» **What to produce**
Every line containing "Fetch" should be copied out. Go through the entries and find them.

[Component data from apps and pages]
###

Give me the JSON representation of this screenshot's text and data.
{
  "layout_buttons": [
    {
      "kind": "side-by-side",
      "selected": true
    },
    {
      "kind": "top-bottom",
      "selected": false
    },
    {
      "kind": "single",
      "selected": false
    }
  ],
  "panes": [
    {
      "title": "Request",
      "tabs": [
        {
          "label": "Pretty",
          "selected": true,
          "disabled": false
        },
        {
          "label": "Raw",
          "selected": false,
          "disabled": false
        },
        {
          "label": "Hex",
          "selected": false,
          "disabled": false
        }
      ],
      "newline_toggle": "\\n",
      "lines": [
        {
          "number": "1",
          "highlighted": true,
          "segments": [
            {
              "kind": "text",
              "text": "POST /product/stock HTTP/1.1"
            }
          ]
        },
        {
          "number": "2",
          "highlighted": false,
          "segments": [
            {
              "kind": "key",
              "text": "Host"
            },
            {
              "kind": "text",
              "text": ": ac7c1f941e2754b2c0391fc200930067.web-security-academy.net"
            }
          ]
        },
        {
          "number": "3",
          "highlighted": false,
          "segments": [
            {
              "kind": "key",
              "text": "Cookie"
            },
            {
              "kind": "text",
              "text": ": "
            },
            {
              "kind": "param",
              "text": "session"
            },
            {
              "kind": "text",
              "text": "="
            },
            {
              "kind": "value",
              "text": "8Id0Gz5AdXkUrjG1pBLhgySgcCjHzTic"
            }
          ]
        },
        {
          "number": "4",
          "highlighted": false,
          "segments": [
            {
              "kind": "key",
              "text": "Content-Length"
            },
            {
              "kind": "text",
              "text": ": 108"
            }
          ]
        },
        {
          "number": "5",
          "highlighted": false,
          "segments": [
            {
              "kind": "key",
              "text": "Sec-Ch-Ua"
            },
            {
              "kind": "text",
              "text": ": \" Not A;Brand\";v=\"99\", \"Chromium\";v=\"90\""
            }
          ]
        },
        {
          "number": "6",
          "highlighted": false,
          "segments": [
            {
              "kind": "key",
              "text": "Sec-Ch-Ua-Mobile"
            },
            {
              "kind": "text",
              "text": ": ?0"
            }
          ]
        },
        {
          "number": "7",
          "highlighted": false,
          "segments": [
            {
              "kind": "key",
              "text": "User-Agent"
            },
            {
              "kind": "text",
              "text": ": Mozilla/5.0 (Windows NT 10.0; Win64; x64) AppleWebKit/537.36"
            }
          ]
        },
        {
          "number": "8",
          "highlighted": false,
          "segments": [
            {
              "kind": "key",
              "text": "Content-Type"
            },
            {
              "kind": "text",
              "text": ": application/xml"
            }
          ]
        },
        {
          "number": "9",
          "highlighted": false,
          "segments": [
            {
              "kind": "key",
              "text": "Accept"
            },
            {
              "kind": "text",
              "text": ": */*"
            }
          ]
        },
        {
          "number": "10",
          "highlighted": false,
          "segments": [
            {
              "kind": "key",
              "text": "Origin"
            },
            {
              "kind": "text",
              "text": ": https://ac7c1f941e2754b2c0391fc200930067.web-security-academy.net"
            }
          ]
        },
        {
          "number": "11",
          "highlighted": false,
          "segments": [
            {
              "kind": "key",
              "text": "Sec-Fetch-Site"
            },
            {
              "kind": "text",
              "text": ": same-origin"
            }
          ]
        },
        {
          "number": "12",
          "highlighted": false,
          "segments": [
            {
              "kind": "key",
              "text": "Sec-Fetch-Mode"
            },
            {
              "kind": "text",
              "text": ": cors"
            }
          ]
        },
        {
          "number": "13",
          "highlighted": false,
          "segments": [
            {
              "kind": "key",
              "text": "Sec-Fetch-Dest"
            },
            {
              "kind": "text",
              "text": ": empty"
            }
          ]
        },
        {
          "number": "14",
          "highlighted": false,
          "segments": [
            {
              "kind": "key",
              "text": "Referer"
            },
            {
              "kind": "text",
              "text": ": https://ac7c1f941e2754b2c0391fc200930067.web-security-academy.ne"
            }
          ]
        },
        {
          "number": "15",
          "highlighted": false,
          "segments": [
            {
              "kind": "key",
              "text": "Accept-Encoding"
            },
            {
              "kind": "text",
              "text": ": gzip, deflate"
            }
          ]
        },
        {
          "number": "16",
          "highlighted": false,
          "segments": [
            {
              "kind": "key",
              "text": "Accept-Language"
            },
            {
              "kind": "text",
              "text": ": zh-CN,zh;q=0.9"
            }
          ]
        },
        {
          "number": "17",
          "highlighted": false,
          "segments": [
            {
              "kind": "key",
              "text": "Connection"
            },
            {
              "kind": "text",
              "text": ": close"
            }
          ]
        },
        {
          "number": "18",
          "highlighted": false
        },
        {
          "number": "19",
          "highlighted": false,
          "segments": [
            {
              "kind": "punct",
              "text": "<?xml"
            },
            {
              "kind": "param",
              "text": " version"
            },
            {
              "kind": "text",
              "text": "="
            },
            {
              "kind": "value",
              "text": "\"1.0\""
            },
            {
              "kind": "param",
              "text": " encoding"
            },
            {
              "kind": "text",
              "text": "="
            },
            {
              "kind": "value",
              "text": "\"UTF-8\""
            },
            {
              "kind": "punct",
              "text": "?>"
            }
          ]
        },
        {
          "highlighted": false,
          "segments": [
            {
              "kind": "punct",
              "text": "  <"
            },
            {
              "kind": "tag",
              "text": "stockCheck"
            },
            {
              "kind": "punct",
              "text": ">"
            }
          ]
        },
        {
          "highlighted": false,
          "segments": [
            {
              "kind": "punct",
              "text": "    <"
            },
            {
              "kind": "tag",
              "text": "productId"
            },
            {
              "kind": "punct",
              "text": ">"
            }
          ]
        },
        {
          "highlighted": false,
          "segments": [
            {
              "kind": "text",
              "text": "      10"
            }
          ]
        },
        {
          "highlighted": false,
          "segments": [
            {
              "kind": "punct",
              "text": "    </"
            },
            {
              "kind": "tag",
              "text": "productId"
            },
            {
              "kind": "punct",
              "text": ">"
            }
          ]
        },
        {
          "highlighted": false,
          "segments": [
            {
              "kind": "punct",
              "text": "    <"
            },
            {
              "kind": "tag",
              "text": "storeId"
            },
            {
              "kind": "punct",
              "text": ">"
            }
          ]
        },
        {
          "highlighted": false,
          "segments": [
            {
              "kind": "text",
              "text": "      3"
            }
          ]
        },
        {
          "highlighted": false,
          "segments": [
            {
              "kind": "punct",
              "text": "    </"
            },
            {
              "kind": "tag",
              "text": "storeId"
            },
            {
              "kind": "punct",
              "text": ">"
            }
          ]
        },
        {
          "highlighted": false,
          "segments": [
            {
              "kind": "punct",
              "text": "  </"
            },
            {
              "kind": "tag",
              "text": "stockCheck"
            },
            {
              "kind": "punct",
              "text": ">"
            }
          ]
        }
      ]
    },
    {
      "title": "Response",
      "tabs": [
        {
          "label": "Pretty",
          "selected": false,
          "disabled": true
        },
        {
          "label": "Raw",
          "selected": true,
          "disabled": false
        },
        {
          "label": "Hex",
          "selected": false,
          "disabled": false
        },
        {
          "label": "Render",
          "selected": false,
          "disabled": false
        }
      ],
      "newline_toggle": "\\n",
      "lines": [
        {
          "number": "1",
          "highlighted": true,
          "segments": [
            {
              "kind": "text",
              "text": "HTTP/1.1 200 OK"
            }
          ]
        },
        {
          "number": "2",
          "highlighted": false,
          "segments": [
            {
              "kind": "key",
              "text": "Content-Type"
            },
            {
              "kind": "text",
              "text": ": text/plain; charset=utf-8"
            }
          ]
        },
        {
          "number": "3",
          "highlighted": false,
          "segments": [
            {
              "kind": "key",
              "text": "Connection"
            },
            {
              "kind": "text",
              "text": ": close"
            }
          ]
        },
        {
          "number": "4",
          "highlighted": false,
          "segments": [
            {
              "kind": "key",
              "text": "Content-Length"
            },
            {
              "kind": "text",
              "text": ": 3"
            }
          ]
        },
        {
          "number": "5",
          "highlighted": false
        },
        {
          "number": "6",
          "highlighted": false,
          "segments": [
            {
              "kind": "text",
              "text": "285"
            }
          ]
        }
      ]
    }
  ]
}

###

» **Solved exercise**
              "text": "Sec-Fetch-Site"
              "text": "Sec-Fetch-Mode"
              "text": "Sec-Fetch-Dest"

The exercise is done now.